WORK INSTRUCTIONS >> Every line from the one bearing "Transcribe this image's" through the last line of the records below is to be output exactly, and no other line; leave out the pictures.

SUPPLIED RECORDS >>
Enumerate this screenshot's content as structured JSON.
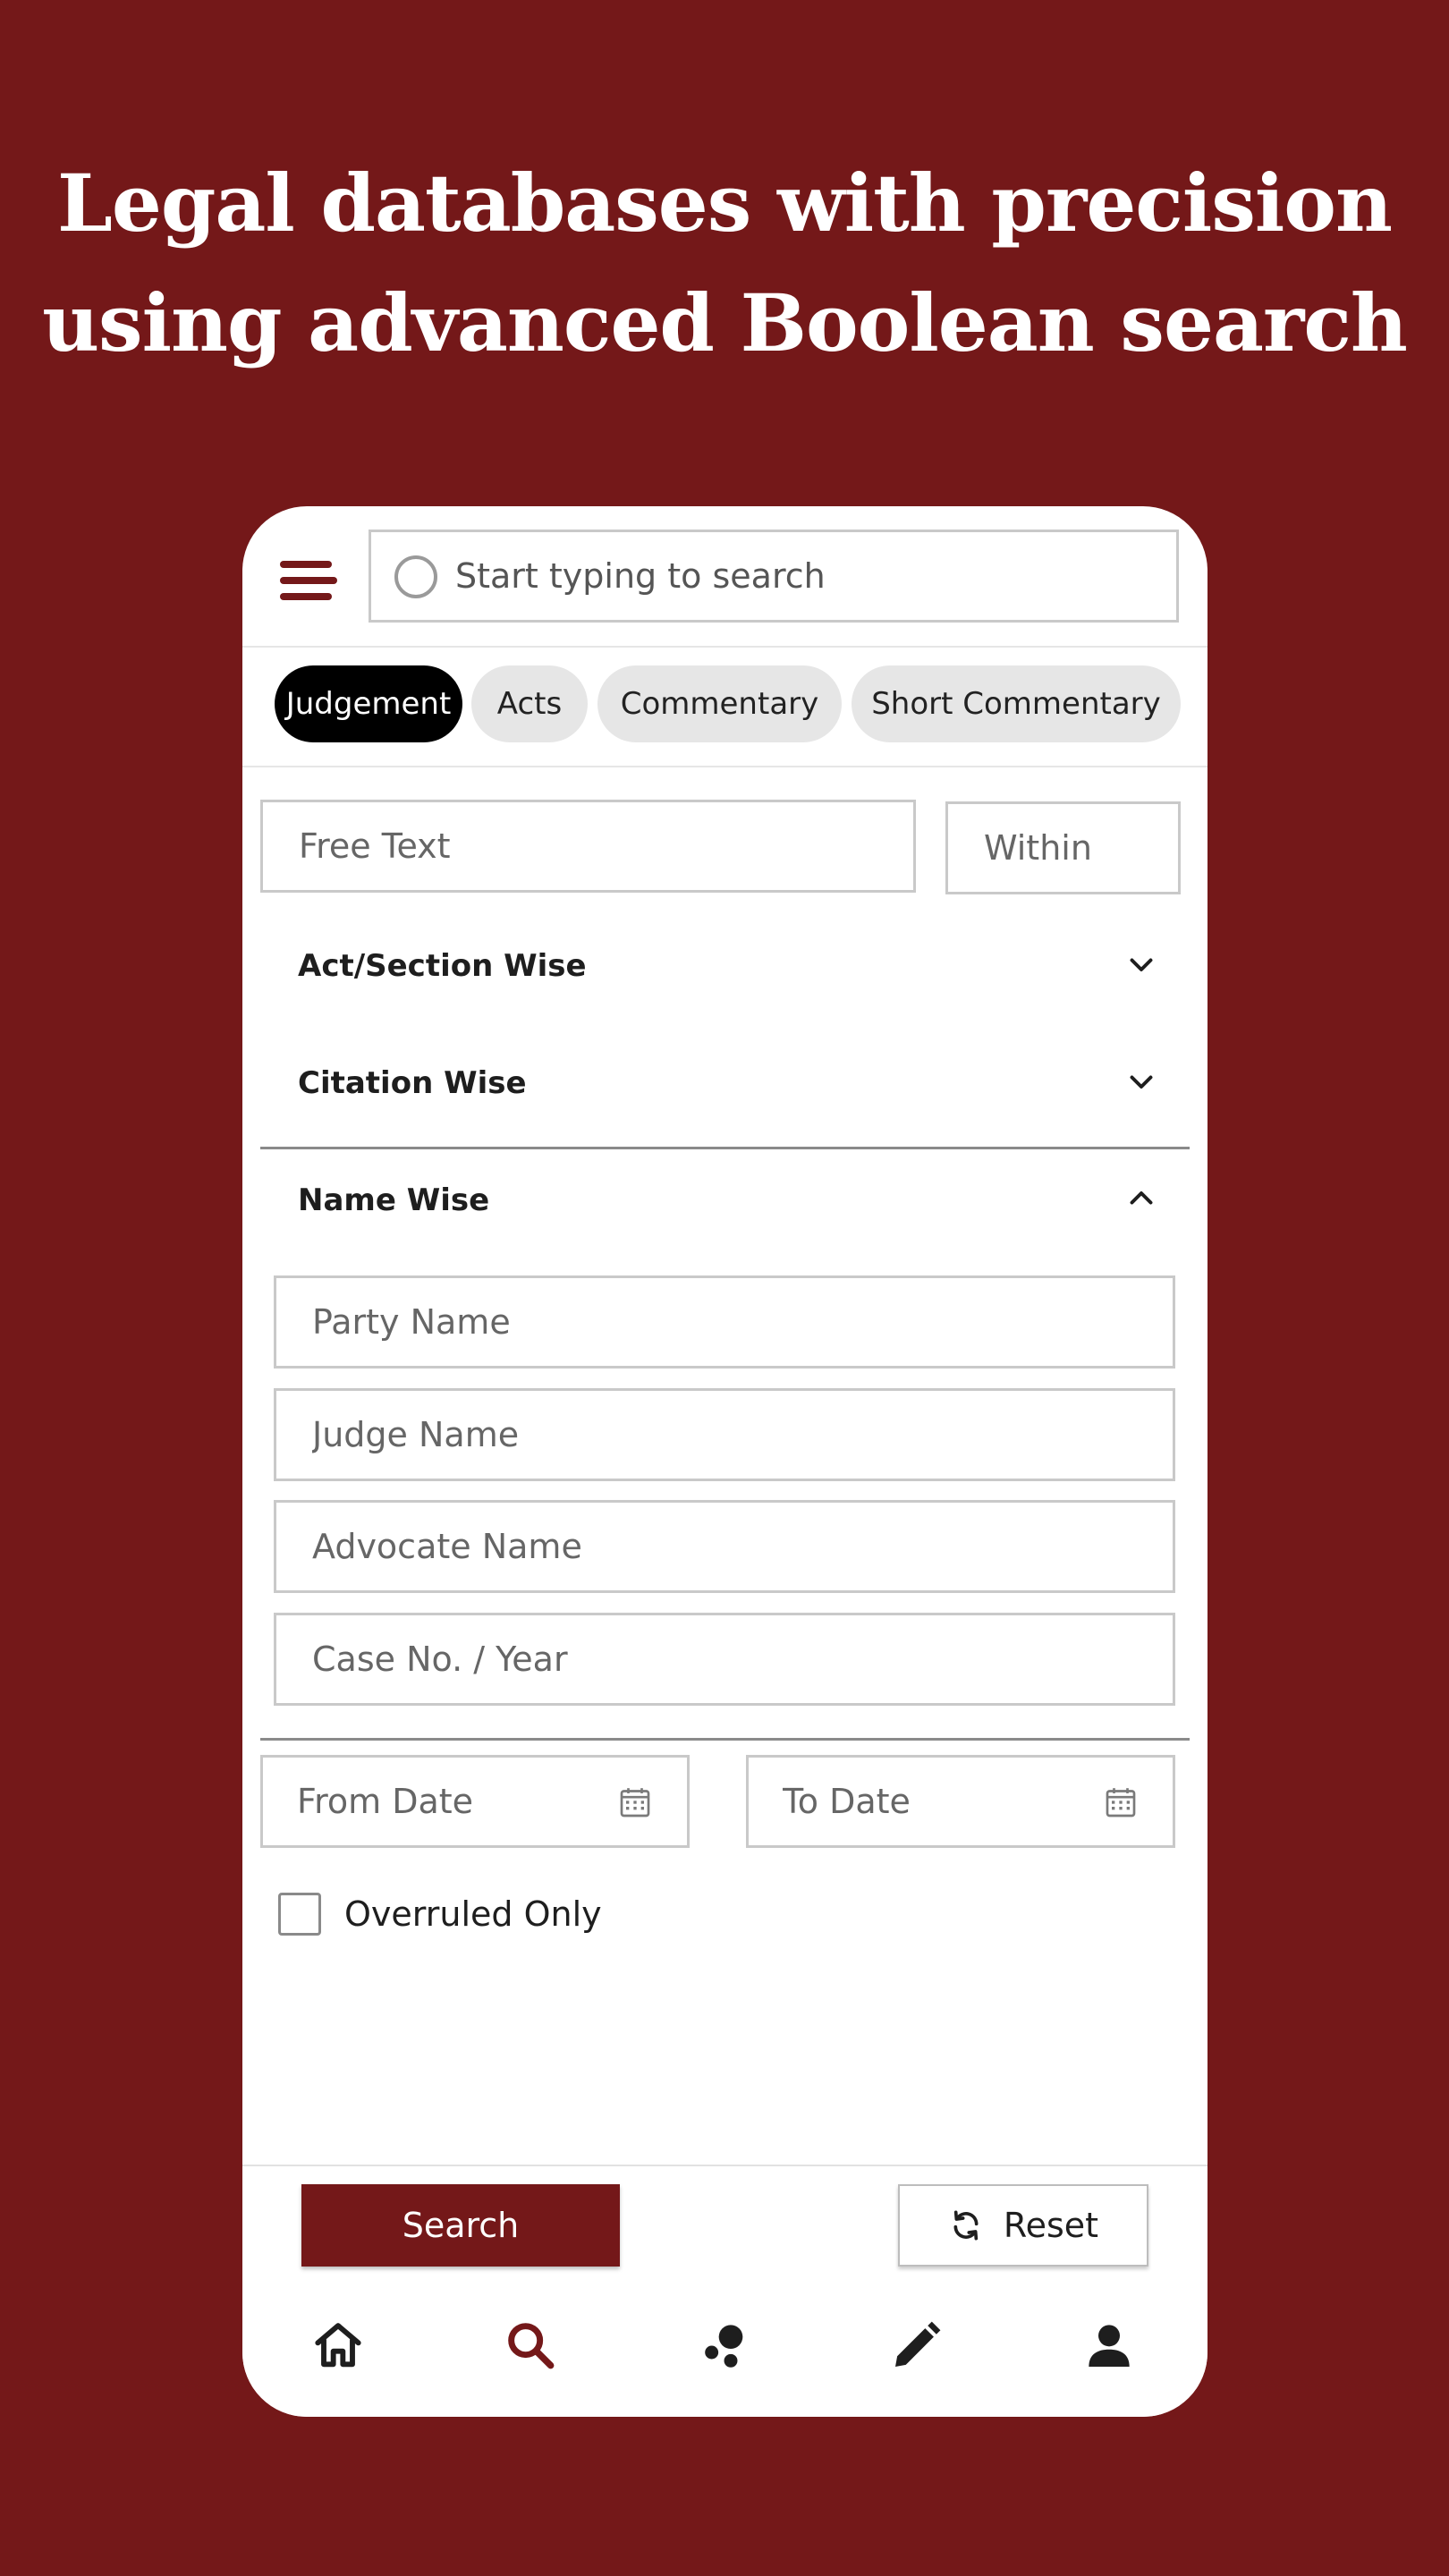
{
  "headline": {
    "line1": "Legal databases with precision",
    "line2": "using advanced Boolean search"
  },
  "colors": {
    "brand": "#741819",
    "tab_active": "#000000",
    "tab_inactive": "#e6e6e6"
  },
  "header": {
    "menu_icon": "hamburger-menu-icon",
    "search_placeholder": "Start typing to search",
    "search_icon": "search-icon"
  },
  "tabs": [
    {
      "label": "Judgement",
      "active": true
    },
    {
      "label": "Acts",
      "active": false
    },
    {
      "label": "Commentary",
      "active": false
    },
    {
      "label": "Short Commentary",
      "active": false
    }
  ],
  "form": {
    "free_text_placeholder": "Free Text",
    "within_placeholder": "Within",
    "sections": {
      "act_section": {
        "label": "Act/Section Wise",
        "expanded": false
      },
      "citation": {
        "label": "Citation Wise",
        "expanded": false
      },
      "name": {
        "label": "Name Wise",
        "expanded": true
      }
    },
    "name_fields": {
      "party": "Party Name",
      "judge": "Judge Name",
      "advocate": "Advocate Name",
      "case": "Case No. / Year"
    },
    "from_date_placeholder": "From Date",
    "to_date_placeholder": "To Date",
    "overruled_label": "Overruled Only",
    "overruled_checked": false
  },
  "actions": {
    "search_label": "Search",
    "reset_label": "Reset"
  },
  "bottom_nav": [
    {
      "icon": "home-icon"
    },
    {
      "icon": "search-icon",
      "active": true
    },
    {
      "icon": "network-icon"
    },
    {
      "icon": "pencil-icon"
    },
    {
      "icon": "person-icon"
    }
  ]
}
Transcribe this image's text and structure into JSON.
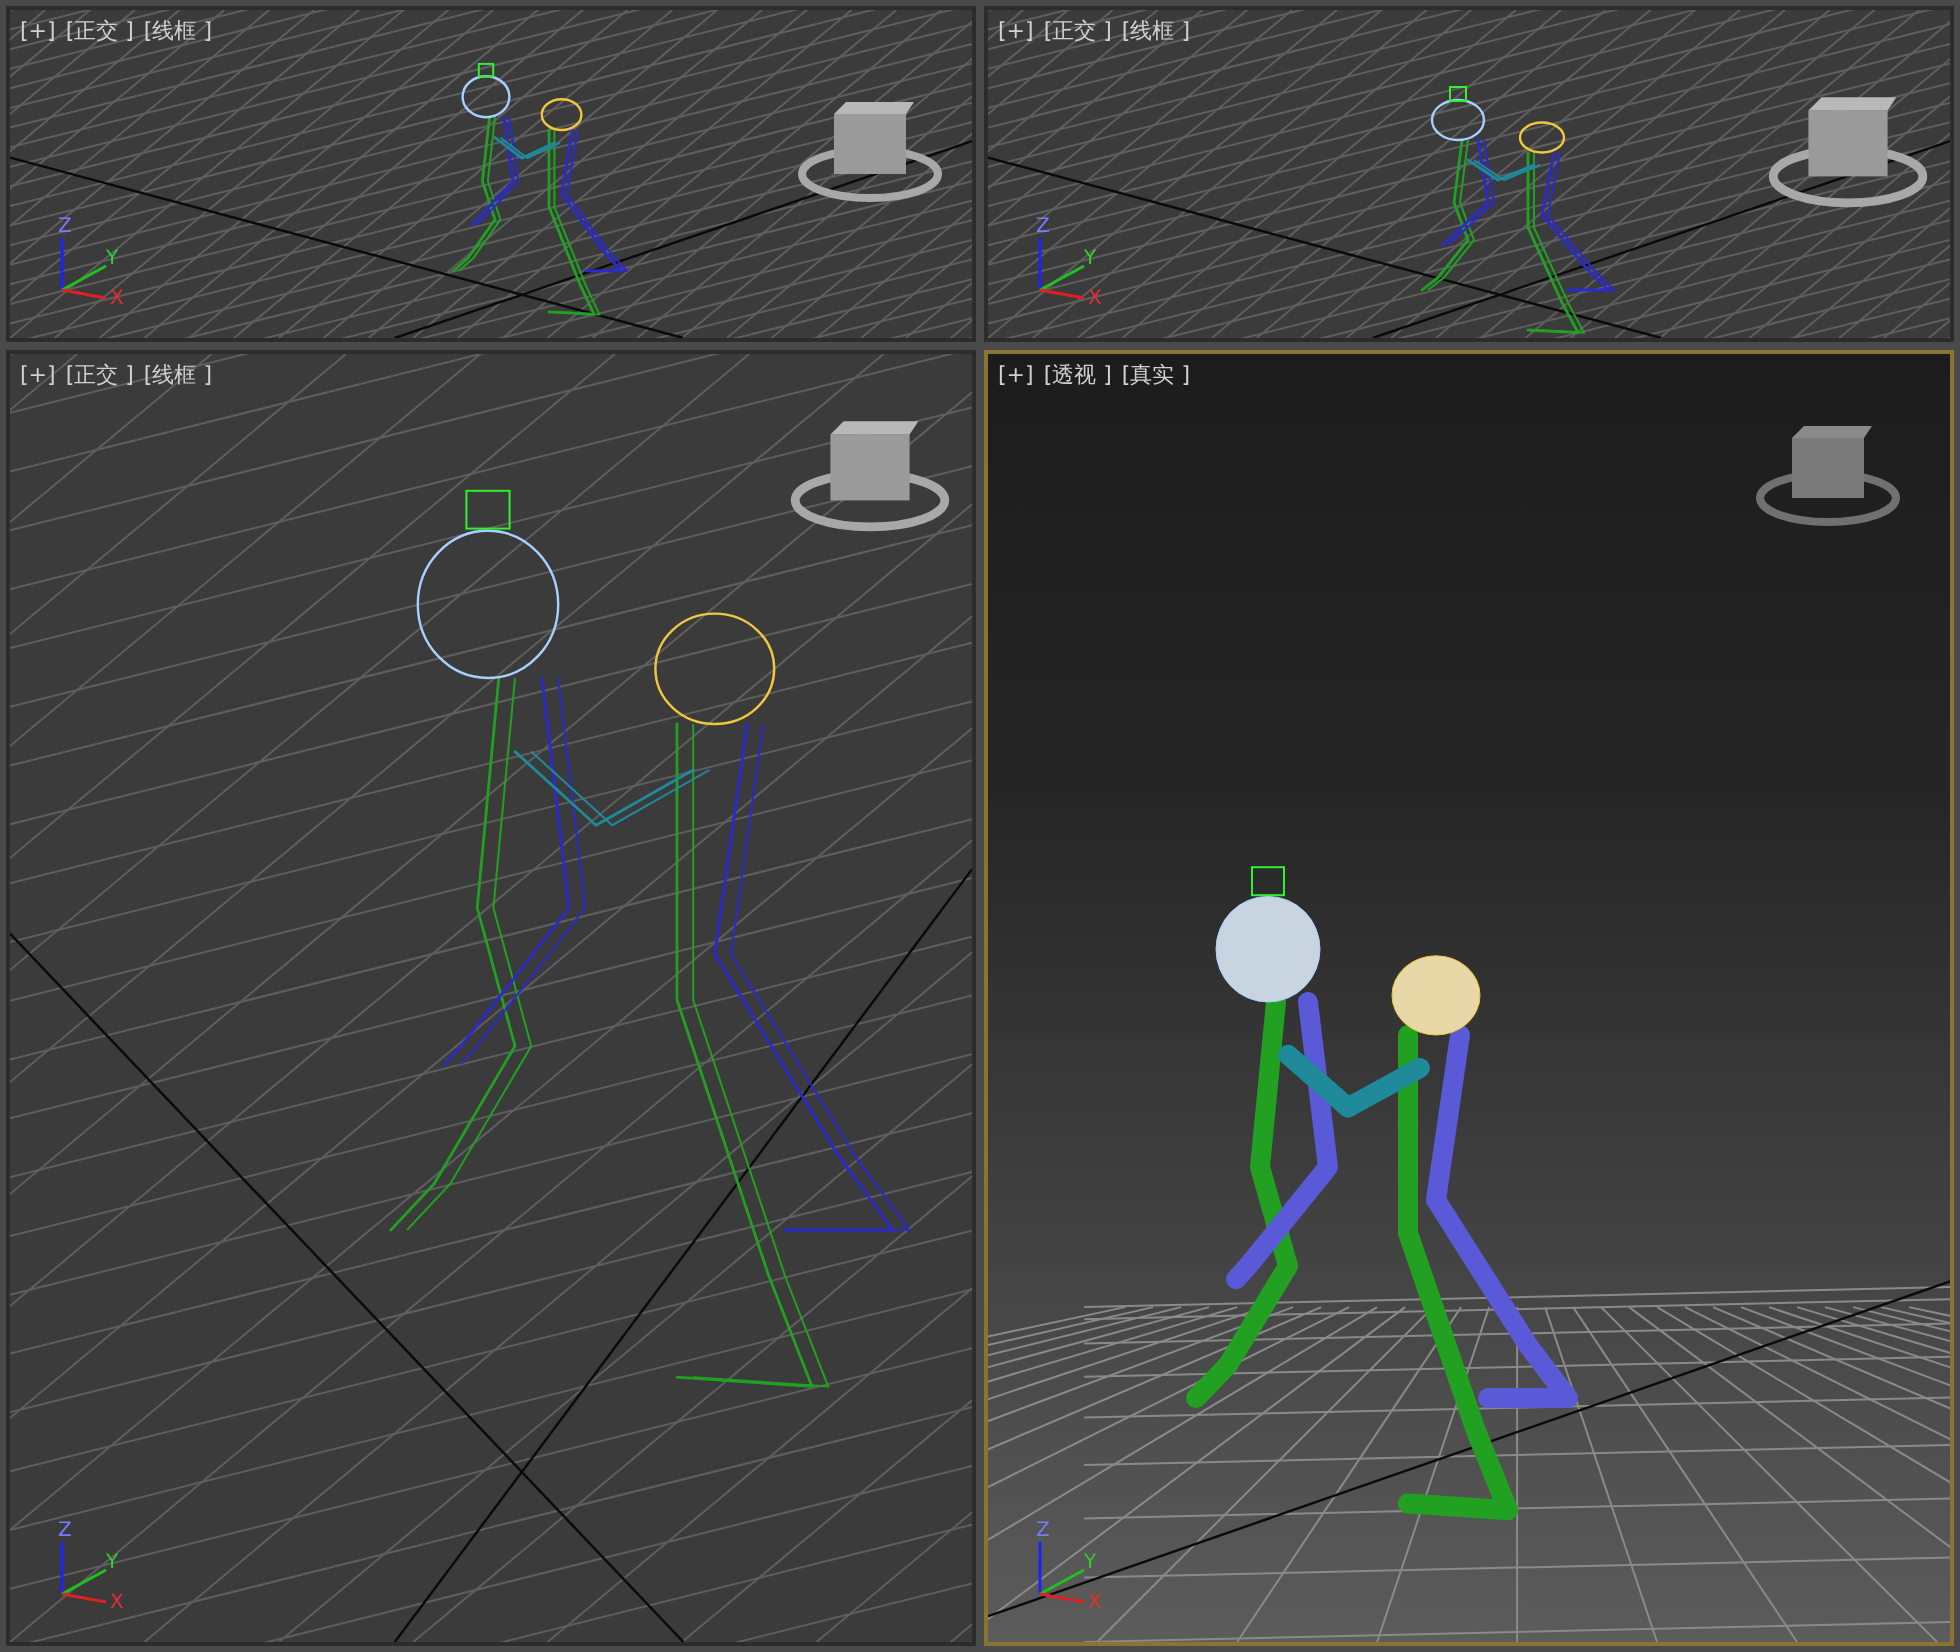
{
  "viewports": [
    {
      "menu": "[+]",
      "view": "[正交 ]",
      "shading": "[线框 ]",
      "kind": "wireframe",
      "selected": false,
      "axes": {
        "x": "X",
        "y": "Y",
        "z": "Z"
      }
    },
    {
      "menu": "[+]",
      "view": "[正交 ]",
      "shading": "[线框 ]",
      "kind": "wireframe",
      "selected": false,
      "axes": {
        "x": "X",
        "y": "Y",
        "z": "Z"
      }
    },
    {
      "menu": "[+]",
      "view": "[正交 ]",
      "shading": "[线框 ]",
      "kind": "wireframe",
      "selected": false,
      "axes": {
        "x": "X",
        "y": "Y",
        "z": "Z"
      }
    },
    {
      "menu": "[+]",
      "view": "[透视 ]",
      "shading": "[真实 ]",
      "kind": "shaded",
      "selected": true,
      "axes": {
        "x": "X",
        "y": "Y",
        "z": "Z"
      }
    }
  ]
}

RESULT BELOW >>
Transcribe this image's text and structure into JSON.
{
  "viewports": [
    {
      "menu": "[+]",
      "view": "[正交 ]",
      "shading": "[线框 ]",
      "kind": "wireframe",
      "selected": false,
      "axes": {
        "x": "X",
        "y": "Y",
        "z": "Z"
      }
    },
    {
      "menu": "[+]",
      "view": "[正交 ]",
      "shading": "[线框 ]",
      "kind": "wireframe",
      "selected": false,
      "axes": {
        "x": "X",
        "y": "Y",
        "z": "Z"
      }
    },
    {
      "menu": "[+]",
      "view": "[正交 ]",
      "shading": "[线框 ]",
      "kind": "wireframe",
      "selected": false,
      "axes": {
        "x": "X",
        "y": "Y",
        "z": "Z"
      }
    },
    {
      "menu": "[+]",
      "view": "[透视 ]",
      "shading": "[真实 ]",
      "kind": "shaded",
      "selected": true,
      "axes": {
        "x": "X",
        "y": "Y",
        "z": "Z"
      }
    }
  ]
}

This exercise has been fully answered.